---------- Task data

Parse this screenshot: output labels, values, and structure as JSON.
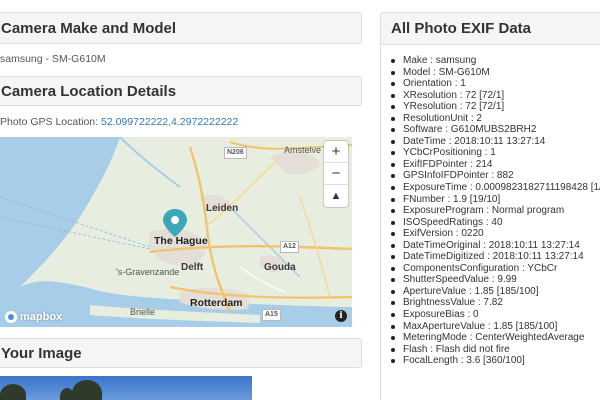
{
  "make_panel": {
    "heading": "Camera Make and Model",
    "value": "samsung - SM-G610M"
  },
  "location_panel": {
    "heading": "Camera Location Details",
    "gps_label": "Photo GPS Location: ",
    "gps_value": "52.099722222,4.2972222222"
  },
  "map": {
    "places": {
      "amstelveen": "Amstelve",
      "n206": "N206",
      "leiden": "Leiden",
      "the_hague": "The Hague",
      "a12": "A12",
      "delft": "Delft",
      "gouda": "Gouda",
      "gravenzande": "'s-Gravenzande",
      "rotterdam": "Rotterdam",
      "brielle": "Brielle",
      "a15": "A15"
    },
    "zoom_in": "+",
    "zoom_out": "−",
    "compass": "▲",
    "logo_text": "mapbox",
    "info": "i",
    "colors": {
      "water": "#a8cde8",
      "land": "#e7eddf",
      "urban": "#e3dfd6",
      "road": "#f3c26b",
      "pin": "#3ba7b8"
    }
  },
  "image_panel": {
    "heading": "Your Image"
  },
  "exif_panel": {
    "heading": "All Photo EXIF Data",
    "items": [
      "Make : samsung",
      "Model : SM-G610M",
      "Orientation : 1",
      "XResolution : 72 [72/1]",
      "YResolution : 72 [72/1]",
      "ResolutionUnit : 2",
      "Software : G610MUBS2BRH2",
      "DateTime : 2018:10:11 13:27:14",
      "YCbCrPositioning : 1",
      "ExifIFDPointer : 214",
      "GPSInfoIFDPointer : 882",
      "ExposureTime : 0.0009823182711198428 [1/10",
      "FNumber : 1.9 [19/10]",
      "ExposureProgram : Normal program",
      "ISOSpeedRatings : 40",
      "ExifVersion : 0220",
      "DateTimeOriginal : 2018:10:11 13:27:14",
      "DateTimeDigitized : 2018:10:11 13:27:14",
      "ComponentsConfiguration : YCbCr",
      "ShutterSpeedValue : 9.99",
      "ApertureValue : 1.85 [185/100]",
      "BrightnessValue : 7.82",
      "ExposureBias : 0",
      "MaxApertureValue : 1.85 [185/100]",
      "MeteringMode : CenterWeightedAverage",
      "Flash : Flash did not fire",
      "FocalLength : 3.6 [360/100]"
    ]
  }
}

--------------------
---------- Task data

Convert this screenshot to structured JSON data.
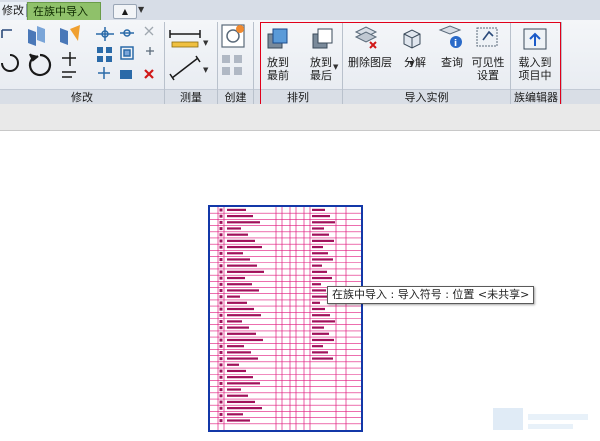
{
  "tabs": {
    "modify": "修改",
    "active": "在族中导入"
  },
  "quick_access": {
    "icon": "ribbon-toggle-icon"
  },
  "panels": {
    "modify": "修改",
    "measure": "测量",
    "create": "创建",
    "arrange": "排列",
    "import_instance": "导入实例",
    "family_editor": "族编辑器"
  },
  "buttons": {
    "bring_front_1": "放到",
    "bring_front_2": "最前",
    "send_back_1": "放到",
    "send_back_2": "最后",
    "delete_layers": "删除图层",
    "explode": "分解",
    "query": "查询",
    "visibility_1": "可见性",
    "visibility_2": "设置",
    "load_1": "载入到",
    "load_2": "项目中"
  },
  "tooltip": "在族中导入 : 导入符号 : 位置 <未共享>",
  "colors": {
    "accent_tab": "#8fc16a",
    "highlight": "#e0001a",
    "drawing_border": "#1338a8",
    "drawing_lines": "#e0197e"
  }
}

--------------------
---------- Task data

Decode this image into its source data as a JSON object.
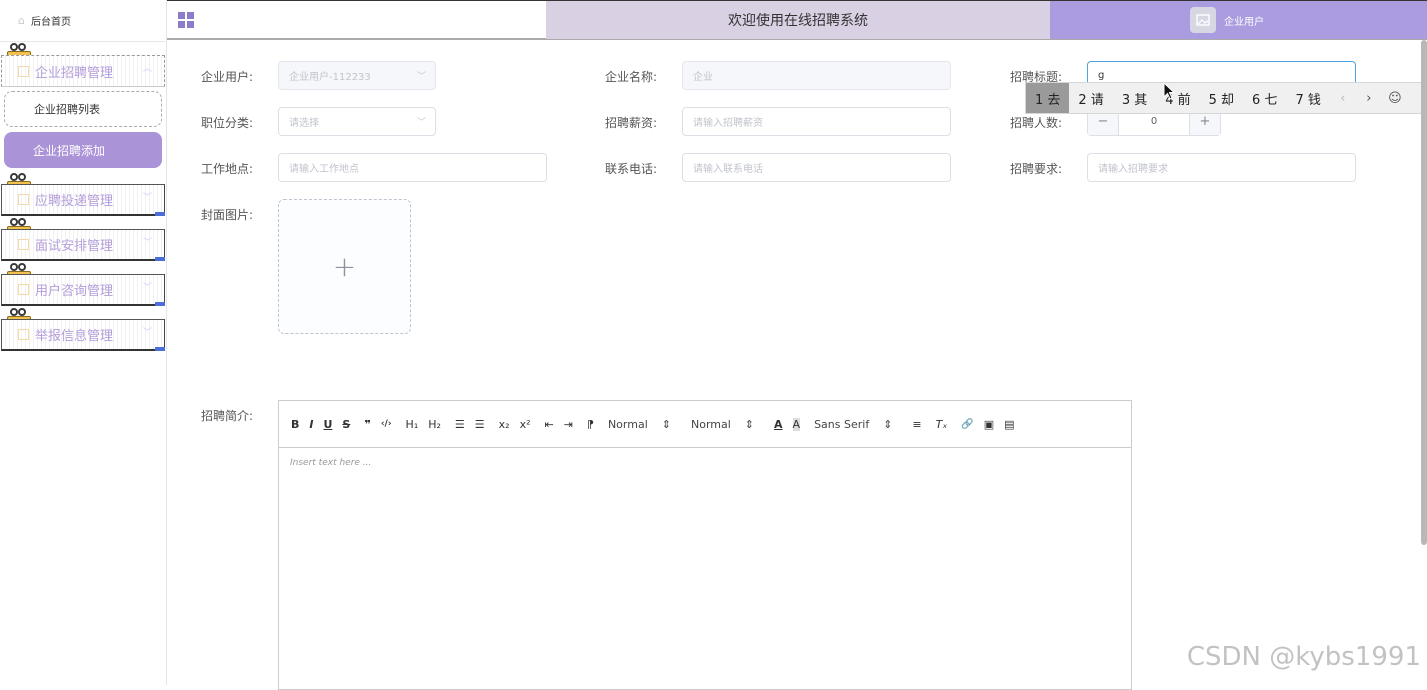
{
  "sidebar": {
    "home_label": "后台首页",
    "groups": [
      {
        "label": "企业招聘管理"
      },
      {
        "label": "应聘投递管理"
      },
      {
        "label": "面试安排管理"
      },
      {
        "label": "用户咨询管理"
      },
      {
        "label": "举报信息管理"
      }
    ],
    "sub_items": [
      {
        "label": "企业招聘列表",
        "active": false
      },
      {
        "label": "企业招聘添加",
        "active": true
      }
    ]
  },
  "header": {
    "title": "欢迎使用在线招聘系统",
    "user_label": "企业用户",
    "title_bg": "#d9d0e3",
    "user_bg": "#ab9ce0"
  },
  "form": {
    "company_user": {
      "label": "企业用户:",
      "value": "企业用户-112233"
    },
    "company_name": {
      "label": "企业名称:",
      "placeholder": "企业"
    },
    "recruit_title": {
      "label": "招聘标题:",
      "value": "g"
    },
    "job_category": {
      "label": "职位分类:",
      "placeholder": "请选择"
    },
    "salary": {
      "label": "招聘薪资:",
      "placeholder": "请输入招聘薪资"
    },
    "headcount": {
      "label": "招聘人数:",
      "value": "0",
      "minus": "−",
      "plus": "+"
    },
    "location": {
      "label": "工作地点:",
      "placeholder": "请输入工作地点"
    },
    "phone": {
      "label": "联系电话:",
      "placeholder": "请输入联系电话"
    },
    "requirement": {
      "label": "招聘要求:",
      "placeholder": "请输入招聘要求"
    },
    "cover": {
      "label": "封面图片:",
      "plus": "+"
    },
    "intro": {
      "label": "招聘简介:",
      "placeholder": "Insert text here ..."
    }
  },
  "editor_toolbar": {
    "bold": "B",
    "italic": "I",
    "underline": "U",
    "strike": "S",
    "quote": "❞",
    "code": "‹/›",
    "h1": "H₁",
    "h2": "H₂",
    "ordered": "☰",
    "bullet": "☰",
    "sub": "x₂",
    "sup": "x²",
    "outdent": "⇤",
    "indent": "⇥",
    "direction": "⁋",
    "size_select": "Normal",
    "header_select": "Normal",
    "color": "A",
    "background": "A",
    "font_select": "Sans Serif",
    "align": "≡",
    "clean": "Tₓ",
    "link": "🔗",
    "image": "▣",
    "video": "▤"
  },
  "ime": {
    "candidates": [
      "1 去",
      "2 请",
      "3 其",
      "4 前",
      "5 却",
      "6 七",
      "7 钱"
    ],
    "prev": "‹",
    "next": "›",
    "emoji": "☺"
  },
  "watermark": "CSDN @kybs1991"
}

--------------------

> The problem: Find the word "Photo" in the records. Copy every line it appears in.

> Task result:
    "gps_label": "Photo GPS Location: ",
    "heading": "All Photo EXIF Data",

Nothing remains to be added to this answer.